(First published in WeForum)
The year 2014 saw four major emergencies that required simultaneous system-wide responses – in Syria, Iraq, South Sudan and the Central African Republic – followed by the outbreak of Ebola in West Africa. The humanitarian sector has been stretched beyond the limits of its capacity and there are calls for system-wide reform.
According to the State of the Humanitarian System 2015 report, some developments have been helpful in these crises: “innovations in communications, information management and mapping, along with the growth in humanitarian-to-humanitarian organizations that service the system”.
So innovation is important, but it requires trying something new, and carries the risk that things might fail. In a sector where the price of failure can be people’s lives, humanitarians constantly try to find ways to innovate effectively while balancing ethical considerations and their accountability to affected populations.
Source: Internal Displacement Monitoring Centre
Seize the day and manage change
It is important for organizations to recognize that innovation happens in small ways every day. Successful innovators take advantage of opportunities when they present themselves. Using cash instead of credit, for example, which creates efficiencies because it eliminates procurement costs and allows recipients to choose what they need; or mobile technology, which can be used for fundraising and speed up the response to a crisis.
Responses can include a scaled-up solution that worked well to address a previous crisis. If individuals maintain an awareness of best practice and what has been tried before, they can build on it and create further improvement, or stop an approach that doesn’t work, to create the space for a new solution.
Opportunities are best used when people are open to change and mindful of connections between things that may initially seem unrelated. In the context of the European migration response, IOM works with Esri and the SAS Institute, providing the organization with a more comprehensive picture of mobility, routes and peoples’ needs, from their countries of origin to Europe.
Predictive analytics remain relatively new for humanitarian responders. However, agencies can leverage technology developed in the private sector, such as optimization models. A good example of using Visual Analytics Software (VAS), which has the capacity to process and analyse big data, is the case of the super typhoon, Haiyan, in the Philippines in 2013. The International Organization for Migration (IOM) used VAS to sift through large amounts of data contained in the Displacement Tracking Matrix (DTM) to present insights in a more intuitive way and enhance the coordination of service delivery to evacuation centres that were sheltering hundreds of thousands of displaced people.
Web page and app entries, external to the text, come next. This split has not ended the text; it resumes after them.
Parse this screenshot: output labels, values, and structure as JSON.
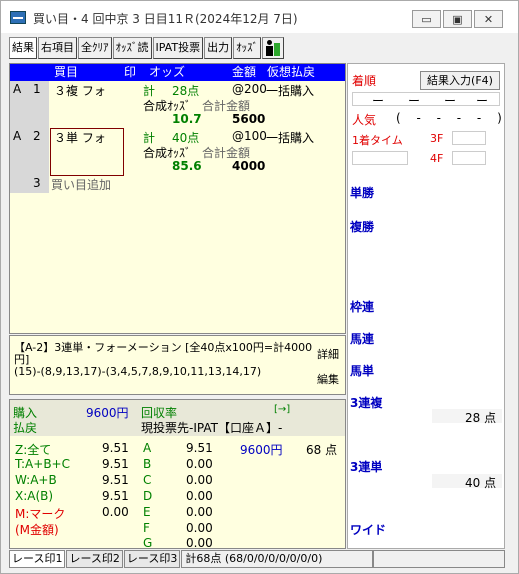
{
  "window": {
    "title": "買い目・4 回中京 3 日目11Ｒ(2024年12月 7日)",
    "minimize": "▭",
    "maximize": "▣",
    "close": "✕"
  },
  "toolbar": {
    "buttons": [
      "結果",
      "右項目",
      "全ｸﾘｱ",
      "ｵｯｽﾞ読",
      "IPAT投票",
      "出力",
      "ｵｯｽﾞ"
    ]
  },
  "table_header": {
    "buy": "買目",
    "mark": "印",
    "odds": "オッズ",
    "amount": "金額",
    "payout": "仮想払戻"
  },
  "rows": [
    {
      "id": "A",
      "num": "1",
      "bet": "３複 フォ",
      "points_label": "計",
      "points": "28点",
      "unit": "@200",
      "method": "一括購入",
      "sub_odds_label": "合成ｵｯｽﾞ",
      "sub_total_label": "合計金額",
      "odds": "10.7",
      "total": "5600"
    },
    {
      "id": "A",
      "num": "2",
      "bet": "３単 フォ",
      "points_label": "計",
      "points": "40点",
      "unit": "@100",
      "method": "一括購入",
      "sub_odds_label": "合成ｵｯｽﾞ",
      "sub_total_label": "合計金額",
      "odds": "85.6",
      "total": "4000"
    }
  ],
  "add_row": {
    "num": "3",
    "label": "買い目追加"
  },
  "description": {
    "line1": "【A-2】3連単・フォーメーション [全40点x100円=計4000",
    "line2": "円]",
    "line3": "(15)-(8,9,13,17)-(3,4,5,7,8,9,10,11,13,14,17)",
    "detail": "詳細",
    "edit": "編集"
  },
  "summary": {
    "purchase_label": "購入",
    "purchase_value": "9600円",
    "recovery_label": "回収率",
    "arrow": "[→]",
    "refund_label": "払戻",
    "target": "現投票先-IPAT【口座Ａ】-",
    "left_items": [
      {
        "key": "Z:全て",
        "val": "9.51"
      },
      {
        "key": "T:A+B+C",
        "val": "9.51"
      },
      {
        "key": "W:A+B",
        "val": "9.51"
      },
      {
        "key": "X:A(B)",
        "val": "9.51"
      },
      {
        "key": "M:マーク",
        "val": "0.00"
      },
      {
        "key": "(M金額)",
        "val": ""
      }
    ],
    "right_items": [
      {
        "key": "A",
        "val": "9.51",
        "amt": "9600円",
        "pts": "68 点"
      },
      {
        "key": "B",
        "val": "0.00",
        "amt": "",
        "pts": ""
      },
      {
        "key": "C",
        "val": "0.00",
        "amt": "",
        "pts": ""
      },
      {
        "key": "D",
        "val": "0.00",
        "amt": "",
        "pts": ""
      },
      {
        "key": "E",
        "val": "0.00",
        "amt": "",
        "pts": ""
      },
      {
        "key": "F",
        "val": "0.00",
        "amt": "",
        "pts": ""
      },
      {
        "key": "G",
        "val": "0.00",
        "amt": "",
        "pts": ""
      }
    ]
  },
  "right_panel": {
    "order_label": "着順",
    "result_button": "結果入力(F4)",
    "dashes": [
      "ー",
      "ー",
      "ー",
      "ー"
    ],
    "popularity_label": "人気",
    "popularity_value": "( - - - - )",
    "first_time_label": "1着タイム",
    "f3": "3F",
    "f4": "4F",
    "bet_types": [
      "単勝",
      "複勝",
      "枠連",
      "馬連",
      "馬単",
      "3連複",
      "3連単",
      "ワイド"
    ],
    "trio_points": "28 点",
    "trifecta_points": "40 点"
  },
  "statusbar": {
    "tabs": [
      "レース印1",
      "レース印2",
      "レース印3"
    ],
    "total": "計68点 (68/0/0/0/0/0/0/0)"
  },
  "colors": {
    "header_bg": "#0000ff",
    "panel_bg": "#ffffe0",
    "accent_red": "#e00000",
    "accent_blue": "#0000c0",
    "odds_green": "#008000"
  }
}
This technology is now being explored for the potential to develop a model that can predict displacement needs so that assistance can be faster, better planned and more effective.
Organizations and innovation: a model partnership
To find creative ways of helping people in crisis, or to improve the quality of what is being delivered, organizations should find methods that complement their structure. Several humanitarian agencies have established specific innovation units and funds. Others embed innovation in their operations by involving as many relevant actors as possible: operational staff, the recipients of the service, the private sector, etc. This model may include innovation focal points or contact persons who maintain accountability for and communication about innovation within the organization. The IOM, for example, can source innovative new practices from within programme staff and operational networks.
The funding model should match the innovation model. For example, isolated funding may be most appropriate where there is a dedicated innovation unit. However, where innovation is mainstreamed and closely linked to the operational activities, it may be most useful to build innovation-related spending into the overall budget. Accountability for the use of funding in the humanitarian sector is primarily to the affected population, and resources used for innovation need to be clearly linked to improved outcomes or efficiencies in the assistance provided.
Keeping operators aware of models to successfully innovate might help to ensure that processes and products work in real operational environments and have better long-term results. Making innovation everyone’s responsibility can make it an integral part of the organization’s work culture.
Nuno Nunes, IOM’s Global Camp Coordination and Camp Management Cluster Coordinator, Department of Operations and Emergencies